▶ **PROBLEM**: Copy all lines below that use the word "JSON".

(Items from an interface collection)
####################

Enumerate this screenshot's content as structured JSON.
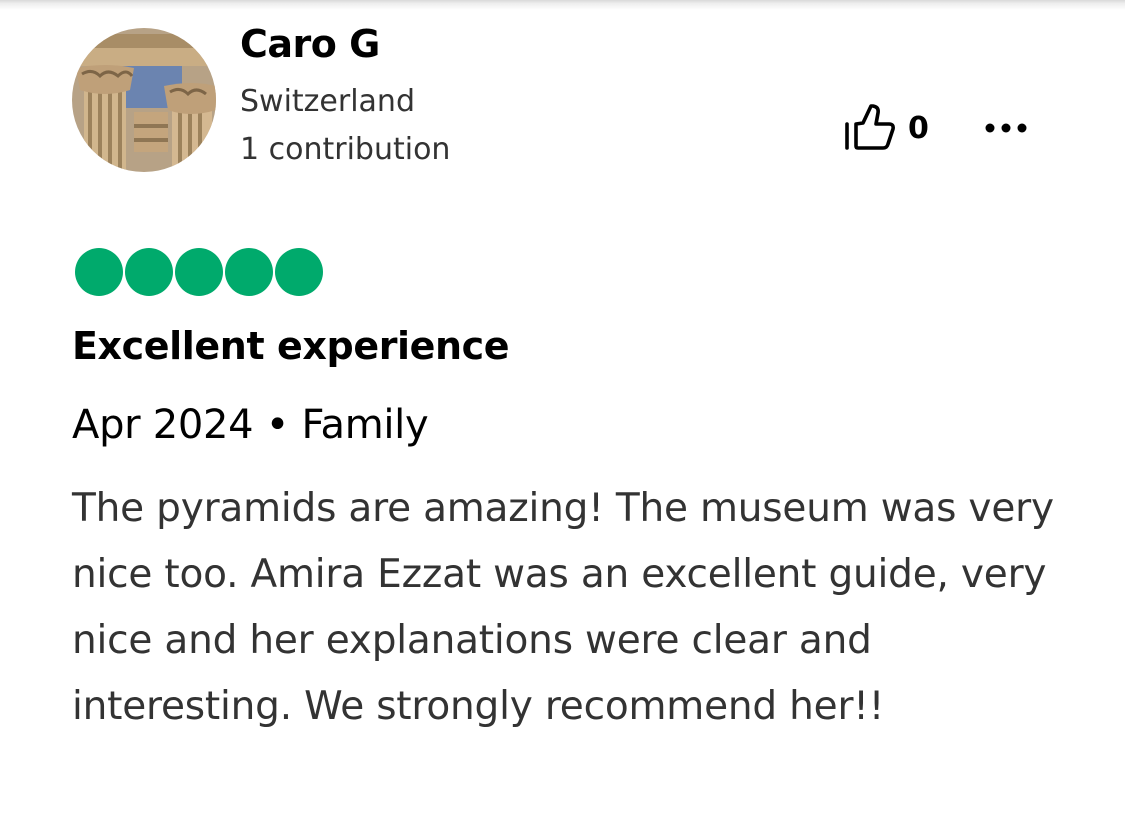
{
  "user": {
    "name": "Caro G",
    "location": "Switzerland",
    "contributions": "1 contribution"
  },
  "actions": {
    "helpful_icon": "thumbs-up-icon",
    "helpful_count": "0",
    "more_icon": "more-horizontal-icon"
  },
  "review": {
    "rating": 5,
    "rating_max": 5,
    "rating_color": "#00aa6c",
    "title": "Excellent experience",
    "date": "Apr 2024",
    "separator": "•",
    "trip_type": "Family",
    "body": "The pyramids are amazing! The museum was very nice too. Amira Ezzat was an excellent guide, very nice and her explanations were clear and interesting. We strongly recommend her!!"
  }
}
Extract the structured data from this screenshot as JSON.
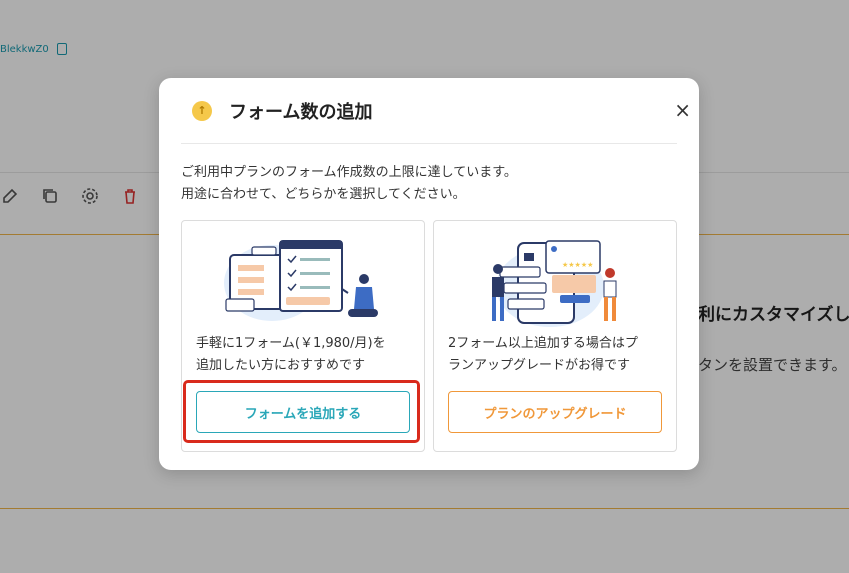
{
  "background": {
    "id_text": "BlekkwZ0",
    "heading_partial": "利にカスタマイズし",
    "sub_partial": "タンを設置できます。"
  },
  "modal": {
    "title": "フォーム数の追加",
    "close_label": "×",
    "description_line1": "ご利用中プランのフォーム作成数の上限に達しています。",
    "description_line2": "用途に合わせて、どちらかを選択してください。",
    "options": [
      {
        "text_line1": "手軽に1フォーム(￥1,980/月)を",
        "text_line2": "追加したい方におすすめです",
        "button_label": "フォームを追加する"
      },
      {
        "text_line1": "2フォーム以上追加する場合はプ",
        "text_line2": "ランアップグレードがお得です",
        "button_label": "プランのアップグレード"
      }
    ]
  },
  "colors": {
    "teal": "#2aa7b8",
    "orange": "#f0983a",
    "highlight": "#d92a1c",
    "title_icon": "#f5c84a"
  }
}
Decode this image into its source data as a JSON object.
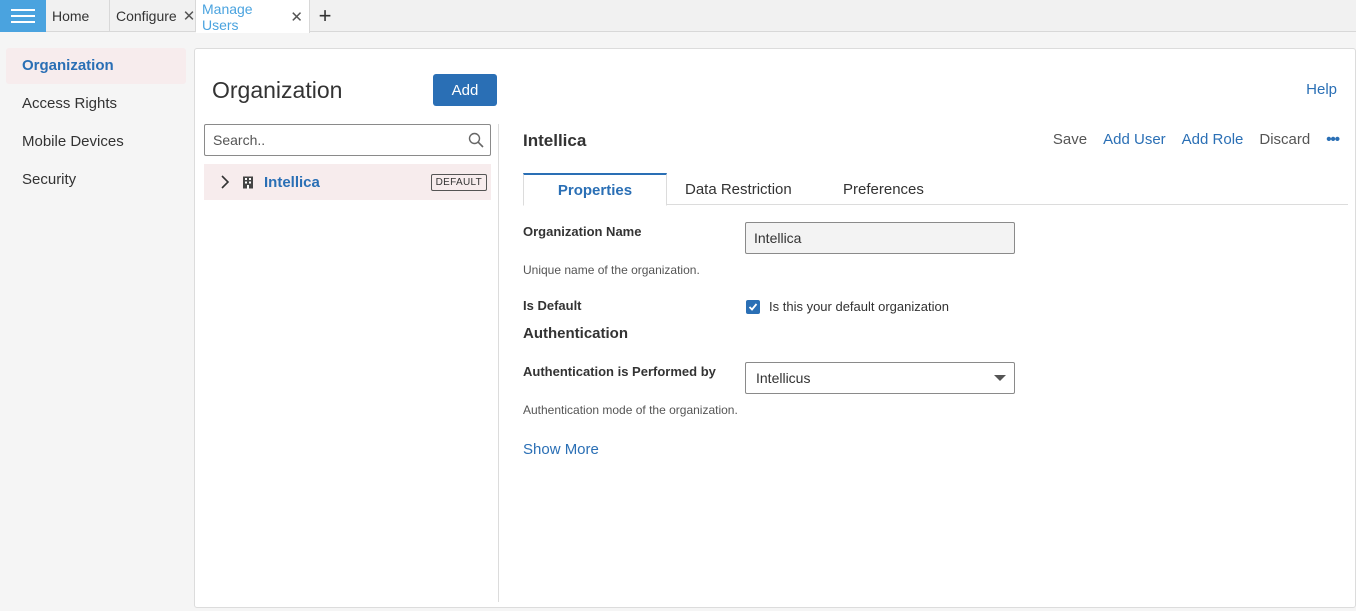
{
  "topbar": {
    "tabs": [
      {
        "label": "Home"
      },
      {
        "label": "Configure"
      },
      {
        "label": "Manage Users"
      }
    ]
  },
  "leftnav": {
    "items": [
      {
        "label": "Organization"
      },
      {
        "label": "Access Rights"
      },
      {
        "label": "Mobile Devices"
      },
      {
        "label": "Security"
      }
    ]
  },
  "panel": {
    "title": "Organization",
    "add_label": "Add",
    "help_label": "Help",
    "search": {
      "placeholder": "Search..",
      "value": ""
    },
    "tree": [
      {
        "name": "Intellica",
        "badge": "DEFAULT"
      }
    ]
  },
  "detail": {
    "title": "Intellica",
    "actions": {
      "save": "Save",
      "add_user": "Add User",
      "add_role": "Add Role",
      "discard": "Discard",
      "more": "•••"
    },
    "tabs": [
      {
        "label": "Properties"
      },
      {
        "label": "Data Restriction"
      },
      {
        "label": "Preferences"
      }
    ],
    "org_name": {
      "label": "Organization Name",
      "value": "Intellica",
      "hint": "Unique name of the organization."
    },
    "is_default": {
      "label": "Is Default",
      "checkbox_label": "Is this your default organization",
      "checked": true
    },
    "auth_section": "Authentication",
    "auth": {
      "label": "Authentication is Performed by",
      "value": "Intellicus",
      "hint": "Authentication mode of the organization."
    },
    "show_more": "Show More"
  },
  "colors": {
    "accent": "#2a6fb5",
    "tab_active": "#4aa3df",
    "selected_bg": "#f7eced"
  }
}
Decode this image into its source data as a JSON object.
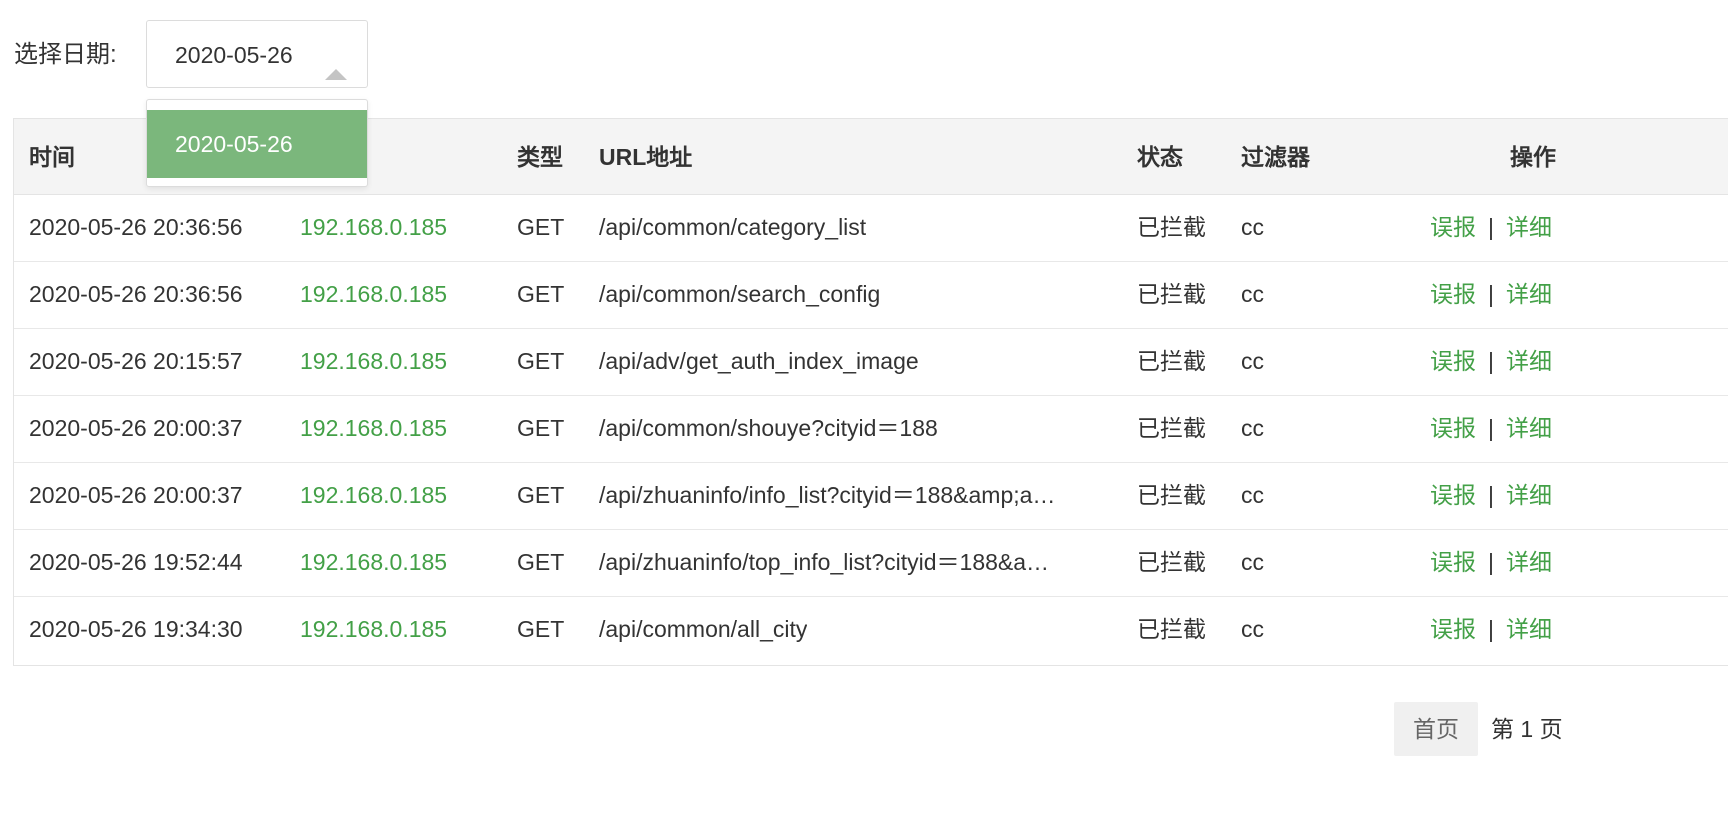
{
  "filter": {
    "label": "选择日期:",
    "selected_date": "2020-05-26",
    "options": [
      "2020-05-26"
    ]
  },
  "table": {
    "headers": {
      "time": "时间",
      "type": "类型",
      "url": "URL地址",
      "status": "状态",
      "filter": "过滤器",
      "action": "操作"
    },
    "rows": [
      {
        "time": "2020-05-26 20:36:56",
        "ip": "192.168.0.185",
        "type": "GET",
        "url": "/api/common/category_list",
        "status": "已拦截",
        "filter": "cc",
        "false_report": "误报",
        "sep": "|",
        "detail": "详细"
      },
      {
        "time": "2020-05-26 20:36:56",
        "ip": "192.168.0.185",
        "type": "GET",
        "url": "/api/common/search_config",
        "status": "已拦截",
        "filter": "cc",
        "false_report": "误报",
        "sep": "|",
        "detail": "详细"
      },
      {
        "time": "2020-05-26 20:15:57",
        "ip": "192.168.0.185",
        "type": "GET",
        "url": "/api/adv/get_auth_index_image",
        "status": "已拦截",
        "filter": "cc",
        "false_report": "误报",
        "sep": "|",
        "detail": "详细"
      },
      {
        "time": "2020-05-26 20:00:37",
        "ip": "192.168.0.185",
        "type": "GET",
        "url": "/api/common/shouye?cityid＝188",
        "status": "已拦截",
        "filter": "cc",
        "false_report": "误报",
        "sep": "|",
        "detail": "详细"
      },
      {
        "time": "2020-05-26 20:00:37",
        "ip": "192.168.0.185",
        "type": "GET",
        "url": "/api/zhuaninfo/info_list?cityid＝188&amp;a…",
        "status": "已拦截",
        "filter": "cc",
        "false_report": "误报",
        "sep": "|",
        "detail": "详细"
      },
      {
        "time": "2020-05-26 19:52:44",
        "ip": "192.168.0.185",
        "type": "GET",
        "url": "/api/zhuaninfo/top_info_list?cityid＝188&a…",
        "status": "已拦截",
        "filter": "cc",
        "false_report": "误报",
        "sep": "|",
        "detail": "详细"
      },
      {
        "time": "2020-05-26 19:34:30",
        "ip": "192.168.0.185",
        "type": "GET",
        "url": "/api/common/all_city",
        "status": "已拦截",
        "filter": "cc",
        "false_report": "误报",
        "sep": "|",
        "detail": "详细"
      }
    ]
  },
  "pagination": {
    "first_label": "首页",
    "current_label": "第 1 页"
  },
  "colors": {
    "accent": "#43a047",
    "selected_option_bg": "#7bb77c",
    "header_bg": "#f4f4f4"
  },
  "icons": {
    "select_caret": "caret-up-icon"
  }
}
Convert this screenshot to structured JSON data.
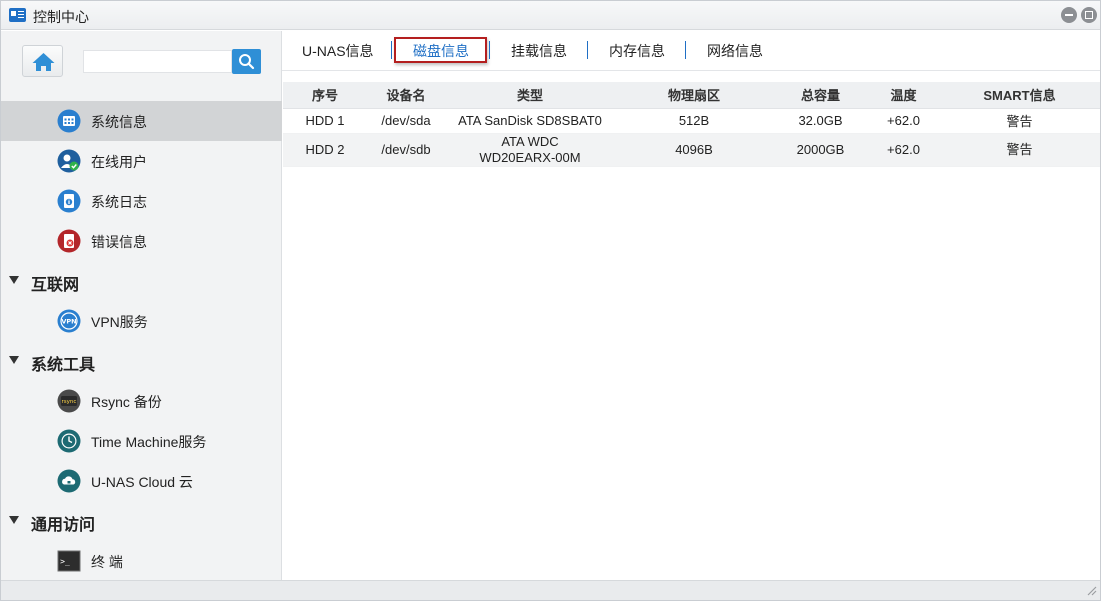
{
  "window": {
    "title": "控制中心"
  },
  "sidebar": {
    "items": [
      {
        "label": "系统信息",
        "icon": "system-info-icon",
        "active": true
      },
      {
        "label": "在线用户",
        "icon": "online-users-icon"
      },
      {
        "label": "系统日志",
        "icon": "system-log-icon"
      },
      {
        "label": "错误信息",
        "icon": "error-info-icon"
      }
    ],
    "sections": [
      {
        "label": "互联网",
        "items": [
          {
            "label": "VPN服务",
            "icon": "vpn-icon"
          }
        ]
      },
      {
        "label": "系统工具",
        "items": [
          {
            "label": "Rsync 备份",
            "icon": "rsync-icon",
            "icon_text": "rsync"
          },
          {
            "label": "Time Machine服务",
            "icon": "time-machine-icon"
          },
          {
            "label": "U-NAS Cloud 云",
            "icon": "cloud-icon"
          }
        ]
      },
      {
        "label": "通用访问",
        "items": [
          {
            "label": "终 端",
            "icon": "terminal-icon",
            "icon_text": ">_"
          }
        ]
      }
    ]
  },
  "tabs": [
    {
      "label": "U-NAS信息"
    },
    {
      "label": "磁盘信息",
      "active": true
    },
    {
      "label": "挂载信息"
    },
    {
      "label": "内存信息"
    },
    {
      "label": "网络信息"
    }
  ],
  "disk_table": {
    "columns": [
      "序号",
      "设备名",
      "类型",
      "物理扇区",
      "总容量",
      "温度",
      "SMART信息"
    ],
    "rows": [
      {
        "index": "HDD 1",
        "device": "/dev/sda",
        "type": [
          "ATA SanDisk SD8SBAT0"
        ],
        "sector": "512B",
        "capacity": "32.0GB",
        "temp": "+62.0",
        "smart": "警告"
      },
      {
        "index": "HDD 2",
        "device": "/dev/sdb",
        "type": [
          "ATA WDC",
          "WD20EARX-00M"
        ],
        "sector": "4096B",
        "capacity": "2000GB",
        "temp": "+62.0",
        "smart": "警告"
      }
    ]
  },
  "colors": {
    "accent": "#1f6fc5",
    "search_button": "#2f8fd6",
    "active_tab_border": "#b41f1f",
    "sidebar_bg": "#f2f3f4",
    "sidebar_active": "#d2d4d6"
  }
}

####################

▶ **EXERCISE RESULT**:
Enumerate this screenshot's content as structured JSON.
Extract the structured data from this screenshot as JSON.
Decode this image into its source data as a JSON object.
Decode this image into its source data as a JSON object.
Convert this screenshot to structured JSON data.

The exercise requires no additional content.